“God was merciful,” Mr. Brownback said.

Yvonne Tucker rushed to a shelter with about 60 of her neighbors at Pinaire Mobile Home Park in Wichita. She said people were crying and screaming, and the shelter’s lights went out when the twister hit. When they came back outside, they found several homes destroyed, including Ms. Tucker’s.

“I didn’t think it was that bad until I walked down my street and everything is gone,” said Ms. Tucker, 49. “I don’t know what to do. I don’t know where to go. I’ve seen it on TV, but when it happens to you it is unreal.

“I just feel lost.”

A hospital in Creston, about 75 miles southwest of Des Moines, suffered roof damage and had some of its windows blown out by the storm, but patients and staff were not hurt. Medical center officials were calling other area hospitals to help.

Kristin Dean, who was also among the Wichita mobile home residents taking shelter from the storm, said she was shaking as she was being pushed from home in her wheelchair. She was able to grab a bag of her possessions before going into the shelter, and that was all she had left. Her home was gone.

“It got still,” the 37-year-old woman, who is in a wheelchair after hurting her leg a month ago, recalled. “Then we heard a wham, things flying.
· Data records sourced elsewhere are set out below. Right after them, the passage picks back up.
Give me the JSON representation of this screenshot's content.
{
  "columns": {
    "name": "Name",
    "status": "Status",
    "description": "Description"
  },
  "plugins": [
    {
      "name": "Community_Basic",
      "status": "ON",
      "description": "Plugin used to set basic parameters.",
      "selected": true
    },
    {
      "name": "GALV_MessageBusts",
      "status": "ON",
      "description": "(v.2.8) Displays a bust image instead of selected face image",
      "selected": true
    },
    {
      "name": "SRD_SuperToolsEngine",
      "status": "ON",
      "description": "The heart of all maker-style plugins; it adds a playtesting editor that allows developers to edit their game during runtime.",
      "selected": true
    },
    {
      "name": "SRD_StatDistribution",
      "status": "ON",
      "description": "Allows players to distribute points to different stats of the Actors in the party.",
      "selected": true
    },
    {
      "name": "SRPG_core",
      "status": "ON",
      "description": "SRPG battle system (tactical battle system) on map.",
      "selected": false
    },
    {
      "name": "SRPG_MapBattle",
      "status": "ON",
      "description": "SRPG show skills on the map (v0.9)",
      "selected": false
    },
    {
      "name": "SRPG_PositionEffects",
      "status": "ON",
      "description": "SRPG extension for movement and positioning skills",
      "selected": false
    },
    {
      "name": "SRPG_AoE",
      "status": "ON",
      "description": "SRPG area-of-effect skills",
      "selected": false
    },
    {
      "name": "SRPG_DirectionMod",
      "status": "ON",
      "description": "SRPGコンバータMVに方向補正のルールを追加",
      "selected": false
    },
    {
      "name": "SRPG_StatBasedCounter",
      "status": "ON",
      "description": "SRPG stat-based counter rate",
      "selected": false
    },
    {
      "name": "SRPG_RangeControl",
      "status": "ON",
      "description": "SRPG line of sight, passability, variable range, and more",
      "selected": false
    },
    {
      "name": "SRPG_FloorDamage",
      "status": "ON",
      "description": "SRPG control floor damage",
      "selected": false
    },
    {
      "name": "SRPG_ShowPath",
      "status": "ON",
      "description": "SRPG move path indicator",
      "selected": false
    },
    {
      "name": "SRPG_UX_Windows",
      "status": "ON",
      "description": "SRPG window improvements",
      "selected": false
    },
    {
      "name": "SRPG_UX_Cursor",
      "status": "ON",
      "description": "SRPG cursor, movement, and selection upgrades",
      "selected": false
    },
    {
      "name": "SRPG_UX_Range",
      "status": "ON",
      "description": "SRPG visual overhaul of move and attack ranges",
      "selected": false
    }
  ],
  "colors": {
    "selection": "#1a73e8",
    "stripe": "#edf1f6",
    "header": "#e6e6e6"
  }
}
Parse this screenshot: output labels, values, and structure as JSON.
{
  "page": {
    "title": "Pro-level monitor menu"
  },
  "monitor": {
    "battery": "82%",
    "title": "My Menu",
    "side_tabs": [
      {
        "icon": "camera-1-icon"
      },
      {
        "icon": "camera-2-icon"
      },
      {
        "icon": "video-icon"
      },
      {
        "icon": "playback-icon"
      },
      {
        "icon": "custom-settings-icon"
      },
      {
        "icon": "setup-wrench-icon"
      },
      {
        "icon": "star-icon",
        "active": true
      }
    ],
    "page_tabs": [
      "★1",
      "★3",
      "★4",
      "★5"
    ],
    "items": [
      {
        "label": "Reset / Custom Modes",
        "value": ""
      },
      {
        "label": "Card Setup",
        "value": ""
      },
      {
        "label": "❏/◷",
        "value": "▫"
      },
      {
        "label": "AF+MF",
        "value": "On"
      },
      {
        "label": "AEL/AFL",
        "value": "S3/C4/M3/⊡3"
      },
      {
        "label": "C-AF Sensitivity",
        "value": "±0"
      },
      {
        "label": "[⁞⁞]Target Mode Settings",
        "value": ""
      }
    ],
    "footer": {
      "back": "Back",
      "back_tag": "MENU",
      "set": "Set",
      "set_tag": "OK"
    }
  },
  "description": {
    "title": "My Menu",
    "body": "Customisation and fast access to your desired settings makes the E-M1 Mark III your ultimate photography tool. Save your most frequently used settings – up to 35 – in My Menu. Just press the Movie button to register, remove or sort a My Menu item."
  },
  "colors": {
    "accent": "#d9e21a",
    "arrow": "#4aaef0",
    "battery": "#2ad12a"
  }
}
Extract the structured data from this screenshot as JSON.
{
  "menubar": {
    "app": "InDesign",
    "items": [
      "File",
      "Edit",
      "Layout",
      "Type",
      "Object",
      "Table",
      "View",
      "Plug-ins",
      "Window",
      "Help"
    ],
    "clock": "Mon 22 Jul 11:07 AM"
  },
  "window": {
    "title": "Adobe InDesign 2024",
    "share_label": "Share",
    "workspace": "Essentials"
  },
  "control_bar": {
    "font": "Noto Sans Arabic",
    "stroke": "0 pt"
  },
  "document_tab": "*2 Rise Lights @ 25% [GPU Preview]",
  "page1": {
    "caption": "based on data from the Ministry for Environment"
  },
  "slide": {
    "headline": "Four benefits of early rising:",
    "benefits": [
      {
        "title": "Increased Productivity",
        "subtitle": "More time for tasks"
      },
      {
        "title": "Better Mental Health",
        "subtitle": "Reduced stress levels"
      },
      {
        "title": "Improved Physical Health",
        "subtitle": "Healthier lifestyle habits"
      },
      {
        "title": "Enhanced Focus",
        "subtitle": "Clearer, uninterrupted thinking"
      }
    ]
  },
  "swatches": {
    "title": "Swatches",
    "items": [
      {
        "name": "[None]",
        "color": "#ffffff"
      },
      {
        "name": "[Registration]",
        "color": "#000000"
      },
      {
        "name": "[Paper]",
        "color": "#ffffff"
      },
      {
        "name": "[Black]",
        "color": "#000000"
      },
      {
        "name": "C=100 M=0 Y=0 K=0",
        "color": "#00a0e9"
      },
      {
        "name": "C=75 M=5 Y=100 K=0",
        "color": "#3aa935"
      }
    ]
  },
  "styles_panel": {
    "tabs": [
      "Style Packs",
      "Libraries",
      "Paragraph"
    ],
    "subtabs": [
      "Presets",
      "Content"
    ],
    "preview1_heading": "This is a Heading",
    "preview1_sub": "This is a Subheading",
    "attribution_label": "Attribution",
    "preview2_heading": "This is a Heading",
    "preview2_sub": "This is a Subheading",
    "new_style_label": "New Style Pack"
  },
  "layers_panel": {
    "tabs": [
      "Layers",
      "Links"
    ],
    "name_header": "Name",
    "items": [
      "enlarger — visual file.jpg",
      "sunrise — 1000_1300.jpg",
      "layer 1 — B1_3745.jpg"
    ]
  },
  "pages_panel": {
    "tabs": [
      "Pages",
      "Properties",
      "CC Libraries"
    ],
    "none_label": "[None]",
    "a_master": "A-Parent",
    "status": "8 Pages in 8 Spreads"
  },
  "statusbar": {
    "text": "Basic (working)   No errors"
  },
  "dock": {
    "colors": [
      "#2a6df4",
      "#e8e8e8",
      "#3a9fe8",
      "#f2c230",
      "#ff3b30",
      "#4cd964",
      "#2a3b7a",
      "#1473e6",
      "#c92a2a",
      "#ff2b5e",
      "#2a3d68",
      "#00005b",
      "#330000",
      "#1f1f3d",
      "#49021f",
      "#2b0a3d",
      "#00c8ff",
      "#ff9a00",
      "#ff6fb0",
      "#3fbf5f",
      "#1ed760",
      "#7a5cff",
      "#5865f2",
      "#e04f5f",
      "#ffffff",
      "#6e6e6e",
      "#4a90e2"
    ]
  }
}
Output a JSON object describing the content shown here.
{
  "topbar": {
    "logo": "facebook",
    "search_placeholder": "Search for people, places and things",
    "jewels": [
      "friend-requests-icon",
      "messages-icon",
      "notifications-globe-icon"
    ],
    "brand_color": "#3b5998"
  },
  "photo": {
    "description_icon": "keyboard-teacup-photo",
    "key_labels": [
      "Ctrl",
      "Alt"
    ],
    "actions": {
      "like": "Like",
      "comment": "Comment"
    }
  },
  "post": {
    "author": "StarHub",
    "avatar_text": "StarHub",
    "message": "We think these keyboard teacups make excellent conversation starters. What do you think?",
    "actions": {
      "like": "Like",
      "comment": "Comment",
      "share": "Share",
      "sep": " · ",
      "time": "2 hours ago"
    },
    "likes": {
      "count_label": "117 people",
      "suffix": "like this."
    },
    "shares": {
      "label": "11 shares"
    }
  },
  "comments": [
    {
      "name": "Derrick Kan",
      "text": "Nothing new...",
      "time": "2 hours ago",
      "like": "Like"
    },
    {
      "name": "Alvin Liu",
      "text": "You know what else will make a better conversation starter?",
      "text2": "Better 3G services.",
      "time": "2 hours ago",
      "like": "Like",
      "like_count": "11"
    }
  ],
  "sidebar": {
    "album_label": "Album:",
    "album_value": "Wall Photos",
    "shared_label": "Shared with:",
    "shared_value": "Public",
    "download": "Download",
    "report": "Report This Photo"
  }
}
Everybody screamed, huddling together.

“It is devastating, but you know, we are alive.”

Roxanna Hegeman reported from Wichita, Kan. Associated Press reporters Grant Schulte in Thurman, Iowa; Rochelle Hines in Oklahoma City; Timberly Ross in Omaha, Neb.; David Pitt in Osceola, Iowa; and Heather Hollingsworth in Kansas City, Mo., contributed to this report.